-Greece 5 2 10.5 million

-Hungary 3 3 10 million

-Iceland 0 3 270,000

Ireland 2 2 3.6 million

-Italy 29 2 57.5 million

-Latvia 1 3 2.5 million

-Liechtenstein 0 3 31,000

-Lithuania 1 3 3.6 million

-Luxembourg 0 2 416,000

-Macedonia 0 5 2.1 million

-Malta 0 4 376,000

-Moldova 1 4 4.5 million

-Monaco 0 2 32,000

-Netherlands 8 2 15.6 million

-Norway 2 2 4.4 million

-Poland 13 3 38.6 million

-Portugal 2 4 9.9 million

-Romania 5 4 21.7 million

-Russia 49 3 148.2 million

-San Marino 0 2 25,000

-Slovakia 1 5 5.4 million

-Slovenia 0 5 2 million

-Spain 13 3 39.2 million

-Sweden 4 2 8.9 million

-Switzerland 5 2 7.2 million

-Ukraine 17 3 50.9 million

-United Kingdom 29 2 58.5 million

-Vatican City 0 2 750

-Yugoslavia 2 4 10.6 million

-Not yet assigned 5

Nation # Div Population

North America 243 1.9 454 million

-Antigua & Barbuda 0 5 66,000

-Bahamas 0 4 259,000

-Barbados 0 5 257,000

-Belize 0 5 219,000

-Canada 19 1.5 28.8 million

-Costa Rica 1 4 3.5 million

-Cuba 3 4 11 million

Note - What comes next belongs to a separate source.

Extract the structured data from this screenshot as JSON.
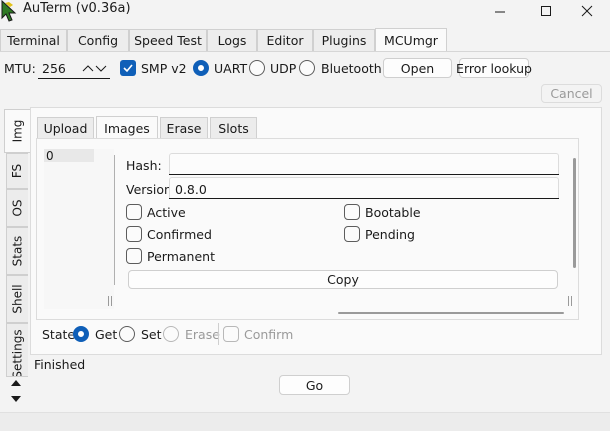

-Dominica 0 5 83,000


Republic 1 7 8.1 million

-El Salvador 1 7 5.8 million

-Grenada 0 5 95,000

-Guatemala 2 5 11.3 million

-Haiti 1 7 6.7 million

-Honduras 2 5 5.6 million

-Jamaica 1 5 2.6 million

-Mexico 32 3 95.8 million

-Nicaragua 1 5 4.3 million

-Panama 1 5 2.7 million

-St. Kitts-Nevis 0 5 41,000

-St Lucia 0 5 158,000

-St Vincent & the

Grenadines 0 5 118,000

-Trinidad & Tobago 0 5 1.3 million

-United States 177 1.5 265.6 million

-Not Yet Assigned 1

Nation # Div Population

Oceania 12 2.5 29 million

-Australia 9 2 18.3 million

-Fiji 0 8 782,000

-Kiribati 0 8 81,000

-Marshall Islands 0 8 58,000

-Micronesia 0 8 125,000

-Nauru 0 4 10,000

-New Zealand 2 2 3.5 million

-Palau 0 4 17,000

-Papua New Guinea 1 8 4.4 million

-Solomon Islands 0 8 413,000

-Tonga 0 8 106,000

-Tuvalu 0 8 10,000

-Vanuatu 0 8 178,000

-Western Samoa 0 8 214,000

-Not Yet Assigned 1

Nation # Div Population

South America 66 5 323 million

-Argentina 9 4 34.7 million

-Bolivia 2 4 7.2 million

-Brazil 27 6 162.7 million

-Chile 4 4 14.3 million

-Colombia 9 4 36.8 million

-Ecuador 2 5 11.5 million

-Guyana 0 6 712,000

-Paraguay 1 6 5.5 million

-Peru 6 4 24.5 million

-Suriname 0 5 436,000

-Uruguay 1 4 3.2 million

-Venezuela 5 4 22 million

-Not Yet Assigned 0